employee compliance, adequate supervision is essential. Many routine
cleaning tasks are conducted this way, and any cleaning task in
the vicinity of the operating control has the risk of inadvertent
operation of the control. Thus each and every failure to follow
the procedure might lead to an employee injury.
Training for employees must cover, at a minimum, the following
three areas: the energy control program, elements of energy control
procedures relevant to employee duties, and applicable requirements
of the lockout standard. The standard provides for three levels
of training which depend on the duties assigned to the employee.
The three levels are:
- Authorized employees are those who have received proper
training and will be authorized to perform lockout in the facility.
These employees must be trained to recognize the location, type,
and magnitude of potential hazardous energy sources in the workplace;
the proper lockout/tagout procedures to use; the proper lockout/tagout
devices (and any related equipment) to use; how to properly remove lockout devices;
and an explanation of the applicable MIOSHA standards.
- Affected employees are those who work in areas where equipment
will be locked out. These employees need to understand the purpose
and use of lockout. Training for affected employees must include:
the purpose of the lockout procedures, when and why lockout procedures
are used, and an understanding that tampering with lockout equipment
- Other employees are any other people whose work operations
are, or may be, in an area where energy control procedures may
be utilized. For these employees, training must include instruction
on the employer's lockout procedures. The employees must be aware
that they cannot attempt to restart or re-energize machines or
equipment that are locked out or tagged out of service.
Periodic inspections of lockout procedures must occur annually.
Periodic inspections must, at a minimum, provide for a demonstration
of the procedures and my be implemented through random audits

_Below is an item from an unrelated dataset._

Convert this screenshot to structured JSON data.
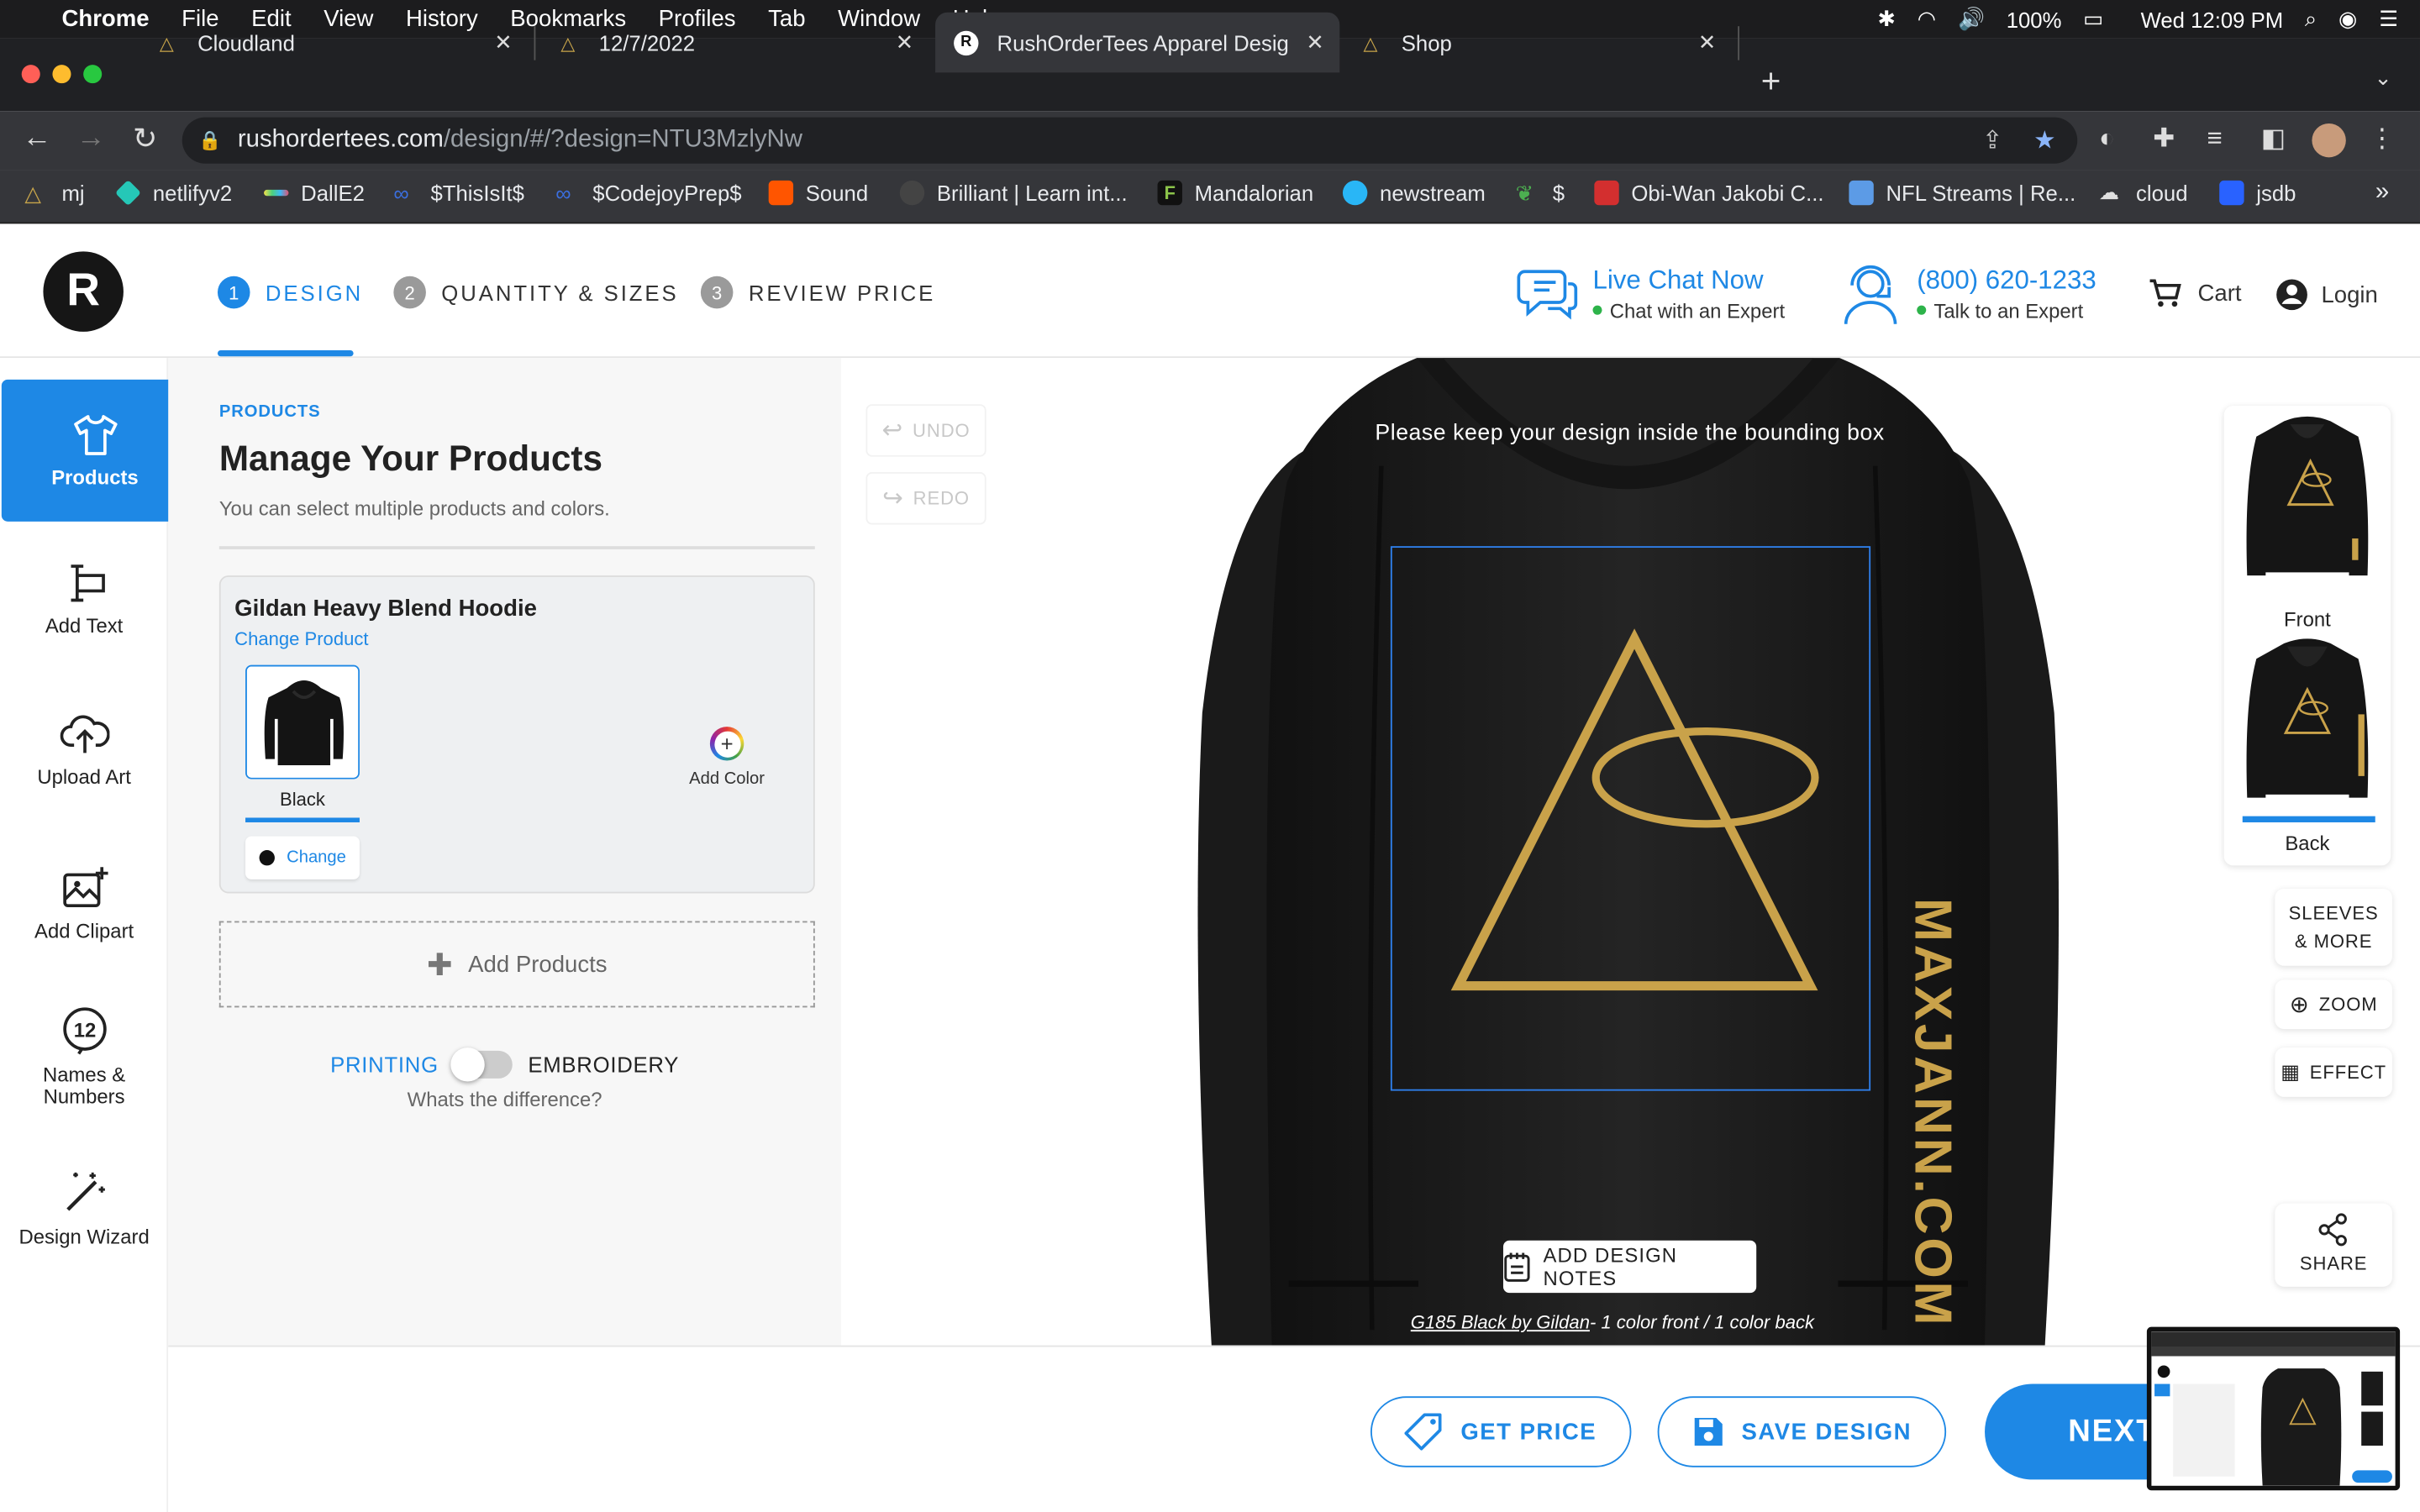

and planned visual observations. These inspections are intended
to ensure that the energy control procedures are being properly
implemented and to provide an essential check on the continued
utilization of procedures.
Whether you are a grocery, bakery, warehouse facility, hospital,
public works department or any of the other hundreds of kinds
of businesses in Michigan-if you require employees to perform
servicing or maintenance, remove or bypass guards to perform tasks,
place any part of their body in the point of operation of equipment
or a machine, or be exposed to associated danger-you must take
steps to safeguard your employees through effective implementation
and use of lockout procedures.
From the spring 2003 issue of MIOSHA News, written by Martha